Raveh-Sadka T, Thomas BC, Singh A, Firek B, Brooks B, Castelle CJ, Sharon I, Baker R, Good M, Morowitz MJ, Banfield JF - Elife (2015)

Stacked bar plot of community composition across samples and infantsafter organism identifications were collapsed to the phylum level to allowcomparison to prior studies.Red lines indicate necrotizing enterocolitis diagnoses.DOI:http://dx.doi.org/10.7554/eLife.05477.012
© Copyright Policy
Related In: Results  -  Collection

License
Show All Figures
getmorefigures.php?uid=PMC4384745&req=5

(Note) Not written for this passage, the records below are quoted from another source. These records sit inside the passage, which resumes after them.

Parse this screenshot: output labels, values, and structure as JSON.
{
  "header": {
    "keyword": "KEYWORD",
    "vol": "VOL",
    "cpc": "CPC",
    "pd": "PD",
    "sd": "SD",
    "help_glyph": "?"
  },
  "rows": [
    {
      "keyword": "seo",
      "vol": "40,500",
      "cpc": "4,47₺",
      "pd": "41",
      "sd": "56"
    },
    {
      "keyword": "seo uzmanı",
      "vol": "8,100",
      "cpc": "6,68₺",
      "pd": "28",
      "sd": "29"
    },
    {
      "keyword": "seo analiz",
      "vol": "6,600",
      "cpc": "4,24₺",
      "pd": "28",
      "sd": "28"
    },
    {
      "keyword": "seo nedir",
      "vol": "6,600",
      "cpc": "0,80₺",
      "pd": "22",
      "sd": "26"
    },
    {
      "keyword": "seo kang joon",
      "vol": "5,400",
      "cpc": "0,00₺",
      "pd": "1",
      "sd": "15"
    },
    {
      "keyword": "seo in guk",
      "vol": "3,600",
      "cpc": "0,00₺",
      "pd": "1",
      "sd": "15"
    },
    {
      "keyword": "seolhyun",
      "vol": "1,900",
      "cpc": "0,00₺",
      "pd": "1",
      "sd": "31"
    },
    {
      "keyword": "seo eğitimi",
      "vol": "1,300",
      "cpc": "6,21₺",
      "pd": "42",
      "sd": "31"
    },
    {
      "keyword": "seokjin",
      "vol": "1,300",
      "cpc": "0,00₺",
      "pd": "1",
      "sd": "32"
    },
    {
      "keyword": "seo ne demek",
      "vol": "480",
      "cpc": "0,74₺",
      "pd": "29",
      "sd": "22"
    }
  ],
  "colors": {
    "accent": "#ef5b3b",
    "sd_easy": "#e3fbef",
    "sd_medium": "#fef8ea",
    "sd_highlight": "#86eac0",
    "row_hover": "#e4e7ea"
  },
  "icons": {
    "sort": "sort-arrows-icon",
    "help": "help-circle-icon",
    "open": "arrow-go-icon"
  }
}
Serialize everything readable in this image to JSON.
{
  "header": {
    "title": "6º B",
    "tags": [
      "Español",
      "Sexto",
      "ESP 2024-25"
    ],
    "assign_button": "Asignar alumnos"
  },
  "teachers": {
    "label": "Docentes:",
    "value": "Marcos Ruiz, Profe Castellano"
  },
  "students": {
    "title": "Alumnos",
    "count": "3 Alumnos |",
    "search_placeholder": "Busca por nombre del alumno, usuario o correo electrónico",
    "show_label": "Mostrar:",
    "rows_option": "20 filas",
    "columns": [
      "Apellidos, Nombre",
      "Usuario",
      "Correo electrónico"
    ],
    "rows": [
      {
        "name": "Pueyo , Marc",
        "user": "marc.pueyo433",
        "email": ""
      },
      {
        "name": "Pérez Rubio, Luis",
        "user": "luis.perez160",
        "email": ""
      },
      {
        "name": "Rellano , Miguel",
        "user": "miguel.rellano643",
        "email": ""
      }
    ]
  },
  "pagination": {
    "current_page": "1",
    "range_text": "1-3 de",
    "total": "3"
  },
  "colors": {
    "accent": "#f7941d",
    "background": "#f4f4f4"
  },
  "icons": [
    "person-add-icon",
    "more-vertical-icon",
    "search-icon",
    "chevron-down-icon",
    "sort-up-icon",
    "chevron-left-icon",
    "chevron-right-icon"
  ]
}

fig7: Stacked bar plot of community composition across samples and infantsafter organism identifications were collapsed to the phylum level to allowcomparison to prior studies.Red lines indicate necrotizing enterocolitis diagnoses.DOI:http://dx.doi.org/10.7554/eLife.05477.012
Mentions: Previous studies that were done at lower resolution than achieved in the currentstudy have pointed to a high abundance of Proteobacteria as a factor in NECdevelopment (Wang et al., 2009; Mai et al., 2011; Torrazza et al., 2013). To see if that pattern applied in thecurrent study, we collapsed our organism identifications to the phylum level (Figure 7). Proteobacteria are abundant in mostinfants, but Proteobacteria representation in the communities did not distinguishthose infants who developed NEC from those that did not. In fact, the relativeabundance of Proteobacteria declines in infant #2 prior to both NEC diagnoses.Abundances are generally low in infant #3, and consistently high in infant#8.10.7554/eLife.05477.012Figure 7.Stacked bar plot of community composition across samples and infantsafter organism identifications were collapsed to the phylum level to allowcomparison to prior studies.

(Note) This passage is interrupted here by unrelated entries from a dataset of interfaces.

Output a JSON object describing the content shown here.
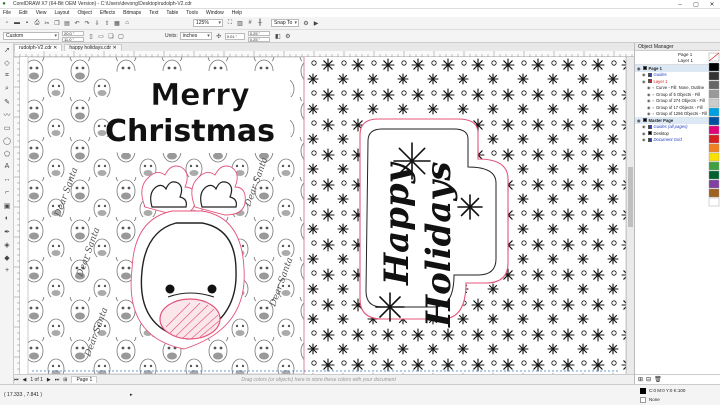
{
  "window": {
    "title": "CorelDRAW X7 (64-Bit OEM Version) - C:\\Users\\devong\\Desktop\\rudolph-V2.cdr",
    "min": "–",
    "max": "▢",
    "close": "✕"
  },
  "menu": [
    "File",
    "Edit",
    "View",
    "Layout",
    "Object",
    "Effects",
    "Bitmaps",
    "Text",
    "Table",
    "Tools",
    "Window",
    "Help"
  ],
  "toolbar1": {
    "zoom": "125%",
    "snap": "Snap To"
  },
  "toolbar2": {
    "preset": "Custom",
    "width": "20.0 \"",
    "height": "11.0 \"",
    "units_label": "Units:",
    "units": "inches",
    "nudge": "0.01 \"",
    "dup_x": "0.25 \"",
    "dup_y": "0.25 \""
  },
  "tabs": [
    "rudolph-V2.cdr",
    "happy holidays.cdr"
  ],
  "pagenav": {
    "counter": "1 of 1",
    "page": "Page 1",
    "hint": "Drag colors (or objects) here to store these colors with your document"
  },
  "card_left": {
    "line1": "Merry",
    "line2": "Christmas",
    "pattern_text": "Dear Santa"
  },
  "card_right": {
    "line1": "Happy",
    "line2": "Holidays"
  },
  "docker": {
    "title": "Object Manager",
    "page_label": "Page 1",
    "layer_label": "Layer 1",
    "rows": [
      {
        "text": "Page 1",
        "level": 0,
        "swatch": "#000000"
      },
      {
        "text": "Guides",
        "level": 1,
        "swatch": "#1f3fbf"
      },
      {
        "text": "Layer 1",
        "level": 1,
        "swatch": "#d62020"
      },
      {
        "text": "Curve - Fill: None, Outline",
        "level": 2,
        "swatch": ""
      },
      {
        "text": "Group of 5 Objects - Fill",
        "level": 2,
        "swatch": ""
      },
      {
        "text": "Group of 274 Objects - Fill",
        "level": 2,
        "swatch": ""
      },
      {
        "text": "Group of 17 Objects - Fill",
        "level": 2,
        "swatch": ""
      },
      {
        "text": "Group of 1266 Objects - Fill",
        "level": 2,
        "swatch": ""
      },
      {
        "text": "Master Page",
        "level": 0,
        "swatch": "#000000"
      },
      {
        "text": "Guides (all pages)",
        "level": 1,
        "swatch": "#1f3fbf"
      },
      {
        "text": "Desktop",
        "level": 1,
        "swatch": "#000000"
      },
      {
        "text": "Document Grid",
        "level": 1,
        "swatch": "#1f3fbf"
      }
    ]
  },
  "status": {
    "coords": "( 17.333 , 7.841 )",
    "fill": "C:0 M:0 Y:0 K:100",
    "outline": "None"
  },
  "colors": {
    "pink": "#e4557a",
    "accent": "#3a78c3"
  }
}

Bottom Line: Thus, spread of potential pathogens among hospitalized infants is of great concern.We compared microbial communities in infants who did and did not develop necrotizing enterocolitis.Importantly, we demonstrate that strain-resolved comprehensive community analysis can be accomplished on potentially medically relevant time scales.

View Article: PubMed Central - PubMed

Affiliation: Department of Earth and Planetary Science, University of California, Berkeley, Berkeley, United States.

ABSTRACT
Premature infants are highly vulnerable to aberrant gastrointestinal tract colonization, a process that may lead to diseases like necrotizing enterocolitis. Thus, spread of potential pathogens among hospitalized infants is of great concern. Here, we reconstructed hundreds of high-quality genomes of microorganisms that colonized co-hospitalized premature infants, assessed their metabolic potential, and tracked them over time to evaluate bacterial strain dispersal among infants. We compared microbial communities in infants who did and did not develop necrotizing enterocolitis. Surprisingly, while potentially pathogenic bacteria of the same species colonized many infants, our genome-resolved analysis revealed that strains colonizing each baby were typically distinct. In particular, no strain was common to all infants who developed necrotizing enterocolitis. The paucity of shared gut colonizers suggests the existence of significant barriers to the spread of bacteria among infants. Importantly, we demonstrate that strain-resolved comprehensive community analysis can be accomplished on potentially medically relevant time scales.

Show MeSH
Related in: MedlinePlus